## [Your goal]
Your answer should be the lines of the listing that contain the word "name".

## [Given data]
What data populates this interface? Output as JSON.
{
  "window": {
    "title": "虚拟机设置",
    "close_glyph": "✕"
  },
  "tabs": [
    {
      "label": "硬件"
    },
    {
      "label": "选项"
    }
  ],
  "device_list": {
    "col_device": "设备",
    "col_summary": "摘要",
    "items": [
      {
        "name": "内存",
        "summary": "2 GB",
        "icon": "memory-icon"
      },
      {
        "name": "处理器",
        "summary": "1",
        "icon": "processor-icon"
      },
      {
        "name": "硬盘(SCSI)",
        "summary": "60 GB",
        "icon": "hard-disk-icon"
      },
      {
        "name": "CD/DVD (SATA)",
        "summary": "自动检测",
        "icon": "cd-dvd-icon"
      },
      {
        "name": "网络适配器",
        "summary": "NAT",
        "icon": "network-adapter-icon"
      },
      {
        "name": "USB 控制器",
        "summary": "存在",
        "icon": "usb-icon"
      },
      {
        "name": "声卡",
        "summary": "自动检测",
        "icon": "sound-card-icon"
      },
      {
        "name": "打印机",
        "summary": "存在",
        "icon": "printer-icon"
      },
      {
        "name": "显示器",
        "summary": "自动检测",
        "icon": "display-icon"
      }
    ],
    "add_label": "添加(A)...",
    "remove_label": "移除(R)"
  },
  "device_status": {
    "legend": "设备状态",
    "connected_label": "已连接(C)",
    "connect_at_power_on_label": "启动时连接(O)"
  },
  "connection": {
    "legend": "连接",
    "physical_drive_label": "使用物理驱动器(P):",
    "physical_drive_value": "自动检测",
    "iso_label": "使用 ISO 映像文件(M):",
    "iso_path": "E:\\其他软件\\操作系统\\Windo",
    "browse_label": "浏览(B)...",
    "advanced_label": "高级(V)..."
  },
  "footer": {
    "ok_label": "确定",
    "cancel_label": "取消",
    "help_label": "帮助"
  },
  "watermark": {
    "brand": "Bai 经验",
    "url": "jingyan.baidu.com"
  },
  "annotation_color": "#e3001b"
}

## [Result of this exercise]
        "name": "内存",
        "name": "处理器",
        "name": "硬盘(SCSI)",
        "name": "CD/DVD (SATA)",
        "name": "网络适配器",
        "name": "USB 控制器",
        "name": "声卡",
        "name": "打印机",
        "name": "显示器",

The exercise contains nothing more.